There are plenty of ways to get tough with China. The Trump administration’s overall aggressive stance on trade with China is a good example, as are America’s Freedom of Navigation actions in the South China Sea. In terms of the telecommunications industry, the US already effectively prevents major Chinese firms like ZTE and Huawei from selling into the US. The US could continue that ban, and play hardball in other areas that impact national security.
Rubio suggests ZTE sanction violation is a smokescreen
But crippling and effectively killing a Chinese company is not the right way to get tough. That is what the senate voted to do yesterday, passing legislation that forces the Trump Administration to reinstate a penalty to Chinese firm ZTE that is largely a death sentence for the company. There are a number of reasons why this is the wrong approach, none more compelling than the one demonstrated by the following tweet from Senator Marco Rubio:

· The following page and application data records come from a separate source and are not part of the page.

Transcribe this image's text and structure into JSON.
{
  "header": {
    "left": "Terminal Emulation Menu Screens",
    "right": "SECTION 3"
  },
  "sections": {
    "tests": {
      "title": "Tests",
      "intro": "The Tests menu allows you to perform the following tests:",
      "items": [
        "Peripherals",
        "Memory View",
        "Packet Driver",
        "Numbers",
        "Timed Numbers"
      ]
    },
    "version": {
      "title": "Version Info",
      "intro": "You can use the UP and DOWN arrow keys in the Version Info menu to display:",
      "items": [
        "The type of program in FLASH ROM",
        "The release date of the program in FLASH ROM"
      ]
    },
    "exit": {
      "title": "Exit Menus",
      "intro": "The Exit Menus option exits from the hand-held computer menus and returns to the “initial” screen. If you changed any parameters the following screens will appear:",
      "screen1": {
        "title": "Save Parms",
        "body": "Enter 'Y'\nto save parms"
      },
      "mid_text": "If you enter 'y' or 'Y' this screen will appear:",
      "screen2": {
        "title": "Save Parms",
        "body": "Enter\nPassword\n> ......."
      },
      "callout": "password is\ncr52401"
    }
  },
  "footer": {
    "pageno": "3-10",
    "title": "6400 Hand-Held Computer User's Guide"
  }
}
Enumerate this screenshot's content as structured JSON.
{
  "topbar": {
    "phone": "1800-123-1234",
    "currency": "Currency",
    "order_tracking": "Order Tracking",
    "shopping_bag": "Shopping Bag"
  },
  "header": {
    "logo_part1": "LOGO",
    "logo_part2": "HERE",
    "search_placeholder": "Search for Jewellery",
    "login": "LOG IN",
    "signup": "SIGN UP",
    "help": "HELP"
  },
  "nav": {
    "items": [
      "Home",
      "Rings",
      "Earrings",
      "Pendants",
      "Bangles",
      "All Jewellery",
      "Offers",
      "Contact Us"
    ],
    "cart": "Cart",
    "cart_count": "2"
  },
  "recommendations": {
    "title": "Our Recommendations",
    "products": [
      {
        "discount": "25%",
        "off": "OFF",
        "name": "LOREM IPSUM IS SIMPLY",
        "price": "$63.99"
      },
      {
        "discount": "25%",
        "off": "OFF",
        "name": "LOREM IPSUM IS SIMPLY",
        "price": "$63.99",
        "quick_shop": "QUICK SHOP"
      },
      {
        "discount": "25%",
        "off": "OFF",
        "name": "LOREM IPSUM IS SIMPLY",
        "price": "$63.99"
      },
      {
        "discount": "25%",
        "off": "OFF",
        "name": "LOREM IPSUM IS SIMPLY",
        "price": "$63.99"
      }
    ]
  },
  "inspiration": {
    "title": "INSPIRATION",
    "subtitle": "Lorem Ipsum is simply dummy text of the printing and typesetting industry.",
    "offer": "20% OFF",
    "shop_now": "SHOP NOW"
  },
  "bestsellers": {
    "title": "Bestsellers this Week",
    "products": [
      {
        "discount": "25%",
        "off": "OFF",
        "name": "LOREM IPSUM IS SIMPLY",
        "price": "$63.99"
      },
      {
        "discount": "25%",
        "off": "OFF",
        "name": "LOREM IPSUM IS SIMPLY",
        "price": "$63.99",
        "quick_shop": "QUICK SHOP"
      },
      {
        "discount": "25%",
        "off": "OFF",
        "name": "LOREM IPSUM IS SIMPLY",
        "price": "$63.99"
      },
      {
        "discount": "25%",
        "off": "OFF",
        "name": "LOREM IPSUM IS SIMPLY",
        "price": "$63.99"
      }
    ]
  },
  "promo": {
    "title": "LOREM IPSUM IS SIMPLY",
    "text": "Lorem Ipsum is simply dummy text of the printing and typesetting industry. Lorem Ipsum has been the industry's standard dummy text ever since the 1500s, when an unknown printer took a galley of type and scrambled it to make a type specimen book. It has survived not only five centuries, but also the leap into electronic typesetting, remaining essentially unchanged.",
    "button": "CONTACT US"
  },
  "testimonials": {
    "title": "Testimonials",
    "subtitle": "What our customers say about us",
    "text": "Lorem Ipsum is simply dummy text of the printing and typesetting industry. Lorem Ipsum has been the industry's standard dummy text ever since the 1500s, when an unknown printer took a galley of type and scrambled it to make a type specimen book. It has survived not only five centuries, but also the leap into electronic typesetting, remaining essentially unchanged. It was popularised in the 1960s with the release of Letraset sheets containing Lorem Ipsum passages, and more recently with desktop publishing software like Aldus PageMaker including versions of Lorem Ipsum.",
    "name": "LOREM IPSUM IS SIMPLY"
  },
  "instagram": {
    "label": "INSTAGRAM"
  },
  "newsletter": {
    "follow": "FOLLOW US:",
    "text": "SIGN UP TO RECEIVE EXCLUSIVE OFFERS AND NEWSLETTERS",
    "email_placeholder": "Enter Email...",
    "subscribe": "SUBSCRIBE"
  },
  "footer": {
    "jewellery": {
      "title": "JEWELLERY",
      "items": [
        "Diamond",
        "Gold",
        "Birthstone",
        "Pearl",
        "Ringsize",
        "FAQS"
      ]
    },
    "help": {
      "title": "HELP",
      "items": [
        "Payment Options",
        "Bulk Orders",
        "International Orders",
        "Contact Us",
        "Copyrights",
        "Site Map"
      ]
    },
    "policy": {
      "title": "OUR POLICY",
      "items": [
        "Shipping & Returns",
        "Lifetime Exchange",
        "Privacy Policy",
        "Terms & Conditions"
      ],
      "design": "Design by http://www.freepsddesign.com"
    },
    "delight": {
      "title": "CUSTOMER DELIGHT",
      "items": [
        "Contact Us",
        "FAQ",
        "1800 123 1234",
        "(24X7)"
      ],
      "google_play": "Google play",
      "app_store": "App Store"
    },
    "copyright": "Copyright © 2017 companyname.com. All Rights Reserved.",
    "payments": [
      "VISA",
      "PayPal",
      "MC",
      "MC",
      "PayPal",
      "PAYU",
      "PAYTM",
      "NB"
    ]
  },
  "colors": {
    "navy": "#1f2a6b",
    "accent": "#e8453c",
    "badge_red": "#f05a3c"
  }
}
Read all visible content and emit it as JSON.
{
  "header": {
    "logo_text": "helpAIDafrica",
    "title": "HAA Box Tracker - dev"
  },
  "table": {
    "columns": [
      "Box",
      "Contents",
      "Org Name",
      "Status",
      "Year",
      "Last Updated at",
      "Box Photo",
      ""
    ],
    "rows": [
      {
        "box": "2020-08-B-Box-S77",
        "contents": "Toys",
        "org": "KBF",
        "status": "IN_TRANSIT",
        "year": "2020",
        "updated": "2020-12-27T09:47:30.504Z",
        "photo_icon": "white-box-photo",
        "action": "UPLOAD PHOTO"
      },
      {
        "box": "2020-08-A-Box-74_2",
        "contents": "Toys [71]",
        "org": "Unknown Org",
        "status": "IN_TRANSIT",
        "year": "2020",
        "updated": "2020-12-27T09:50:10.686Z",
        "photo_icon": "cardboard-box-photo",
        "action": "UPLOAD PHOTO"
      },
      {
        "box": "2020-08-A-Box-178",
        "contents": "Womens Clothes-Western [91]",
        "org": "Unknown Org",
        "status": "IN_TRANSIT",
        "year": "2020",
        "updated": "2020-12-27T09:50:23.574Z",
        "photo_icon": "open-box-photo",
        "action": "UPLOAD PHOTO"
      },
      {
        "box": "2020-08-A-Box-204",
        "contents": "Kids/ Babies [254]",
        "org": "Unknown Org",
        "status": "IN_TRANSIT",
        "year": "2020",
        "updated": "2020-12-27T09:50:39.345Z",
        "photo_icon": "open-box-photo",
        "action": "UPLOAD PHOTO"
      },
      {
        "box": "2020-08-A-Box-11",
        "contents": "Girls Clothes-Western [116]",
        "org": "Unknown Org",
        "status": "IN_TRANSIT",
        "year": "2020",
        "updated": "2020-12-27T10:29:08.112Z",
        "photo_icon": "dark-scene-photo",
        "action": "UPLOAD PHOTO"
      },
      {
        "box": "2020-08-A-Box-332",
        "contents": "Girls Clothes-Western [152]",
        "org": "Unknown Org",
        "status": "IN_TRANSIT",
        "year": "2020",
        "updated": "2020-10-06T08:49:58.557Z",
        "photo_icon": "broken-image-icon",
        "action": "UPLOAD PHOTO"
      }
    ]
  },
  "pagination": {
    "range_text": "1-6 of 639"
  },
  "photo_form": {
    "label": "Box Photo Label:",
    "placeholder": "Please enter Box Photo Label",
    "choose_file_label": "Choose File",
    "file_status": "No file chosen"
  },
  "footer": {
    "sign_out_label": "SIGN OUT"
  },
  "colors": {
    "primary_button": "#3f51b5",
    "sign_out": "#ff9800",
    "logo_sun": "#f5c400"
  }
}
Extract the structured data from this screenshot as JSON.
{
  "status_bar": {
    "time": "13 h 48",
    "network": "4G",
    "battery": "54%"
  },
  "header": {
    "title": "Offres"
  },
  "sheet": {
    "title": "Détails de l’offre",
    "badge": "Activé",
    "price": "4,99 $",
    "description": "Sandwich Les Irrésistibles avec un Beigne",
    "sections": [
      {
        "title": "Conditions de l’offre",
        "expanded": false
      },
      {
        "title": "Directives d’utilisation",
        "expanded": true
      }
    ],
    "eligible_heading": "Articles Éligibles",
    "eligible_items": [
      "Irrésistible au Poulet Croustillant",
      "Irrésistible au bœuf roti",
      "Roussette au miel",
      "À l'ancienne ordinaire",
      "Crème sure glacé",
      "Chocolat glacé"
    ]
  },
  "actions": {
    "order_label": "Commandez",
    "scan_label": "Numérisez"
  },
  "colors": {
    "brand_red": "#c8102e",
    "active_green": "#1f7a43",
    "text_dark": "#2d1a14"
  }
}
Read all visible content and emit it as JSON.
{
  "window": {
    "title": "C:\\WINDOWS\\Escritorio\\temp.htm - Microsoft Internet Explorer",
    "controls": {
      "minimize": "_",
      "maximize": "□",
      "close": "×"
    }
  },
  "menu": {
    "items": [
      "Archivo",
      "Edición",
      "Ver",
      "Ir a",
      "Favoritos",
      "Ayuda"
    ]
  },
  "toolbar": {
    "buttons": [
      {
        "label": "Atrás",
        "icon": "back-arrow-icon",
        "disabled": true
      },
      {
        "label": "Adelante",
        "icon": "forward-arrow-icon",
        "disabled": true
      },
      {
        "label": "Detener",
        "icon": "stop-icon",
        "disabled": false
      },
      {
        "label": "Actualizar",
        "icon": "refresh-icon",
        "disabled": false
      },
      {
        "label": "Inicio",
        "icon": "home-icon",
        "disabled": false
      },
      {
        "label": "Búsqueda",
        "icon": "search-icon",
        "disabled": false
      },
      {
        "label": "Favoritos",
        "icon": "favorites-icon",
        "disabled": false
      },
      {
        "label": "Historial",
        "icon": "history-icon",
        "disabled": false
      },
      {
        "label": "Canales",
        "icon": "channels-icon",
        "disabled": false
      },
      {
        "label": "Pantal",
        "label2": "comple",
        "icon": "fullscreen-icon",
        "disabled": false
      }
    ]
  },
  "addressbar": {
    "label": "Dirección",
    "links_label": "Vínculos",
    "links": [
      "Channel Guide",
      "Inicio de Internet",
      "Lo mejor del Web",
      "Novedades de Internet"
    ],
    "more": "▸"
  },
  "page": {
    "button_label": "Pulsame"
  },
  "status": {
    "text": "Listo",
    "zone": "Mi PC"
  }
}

“This “deal” with #ZTE may keep them from selling to Iran and North Korea. That’s good. But it will do nothing to keep us safe from corporate & national security espionage. That is dangerous. Now Congress will need to act to keep America safe from #China.”
ZTE shouldn’t be penalized for a violation it hasn’t committed
By “deal” Rubio is referring to the decision Donald Trump made to change the ZTE penalty to one that will not drive ZTE out of business. What Rubio is really saying is, “Let’s use ZTE’s sanction violation as an excuse to destroy them for national security reasons.” The problem is, this is not how the rule of law works. We don’t punish violators for potential misdeeds, only for infractions that have actually occurred. We don’t use economic penalties as a sideways means of achieving national security goals. Rubio and his colleagues are going to make targets of Apple, GM, P&G and other leading American companies that are doing well in China. This is a huge mistake. Donald Trump has this one right and needs to stick to his guns.
ZTE, a telecommunications giant that is one of China’s leading firms, has been found guilty of violating US sanctions against Iran and North Korea. ZTE has already paid a nearly $1 Billion fine. Because ZTE did not adhere to the rest of its agreement with the US Justice Department relative to disciplining its own executives, an additional punishment was levied on ZTE in the form of a 6 year ban on US companies doing business with ZTE. Because ZTE is highly dependent on US suppliers, including leading tech companies like Google, this punishment would effectively put ZTE out of business. The Trump administration has decided to change the punishment to another large fine ($1 Billion) plus more dismissals of senior executives and the board of directors.
Trump Administration has discretion relative to the ZTE penalty
It is critical to note that there is no legal requirement to ban US companies from doing business with ZTE. While the rule of law dictates that ZTE’s violation be addressed, discretion can be applied to the punishment. The Trump administration is merely applying that discretion so as to prevent the prior penalty from inadvertently becoming a death penalty, which adheres to another key aspect of the rule of law—that the punishment should fit the crime. The senators who think ZTE deserves the death penalty are wrong. ZTE wasn’t spying on the US. It didn’t steal critical US technology. A substantial penalty is reasonable. The death penalty is not.
Should the US destroy a good customer?
The irony of this entire situation is that it only arises because ZTE is extremely dependent on American suppliers. We constantly hear that China is stealing US technology. Here is a case in which a leading Chinese company is clearly not stealing technology. It is buying products from American companies in exactly the fashion we want. ZTE is playing by the markets rules. Yet the Senate wants to force them out of business.
Singling out a company for destruction is more direct and more personal than implementing a broad policy against an entire industry or China in general. It will hit China hard. You can bet they will find a way to retaliate, which means American companies will be at risk.
Senators’ comments make the penalty look like a smokescreen
Even without Senator Rubio’s tweet, saving ZTE is the right choice. But that tweet, and the fact that other senators keep making the same points, makes the decision to cripple ZTE much worse. If this were happening to an American company, Americans would think that the sanction violation is a smokescreen and that the real reason to kill the company is for national security and economic reasons. This sets a very bad precedent.
Rest assured, when China does retaliate against an American company, it will site some infraction of the law. Americans will say the legal issue is really a smokescreen. We’ll say China’s motivations are purely economic and political. The Chinese will insist they are simply following their own law, just like America. They might even repeat Senator Rubio’s tweet.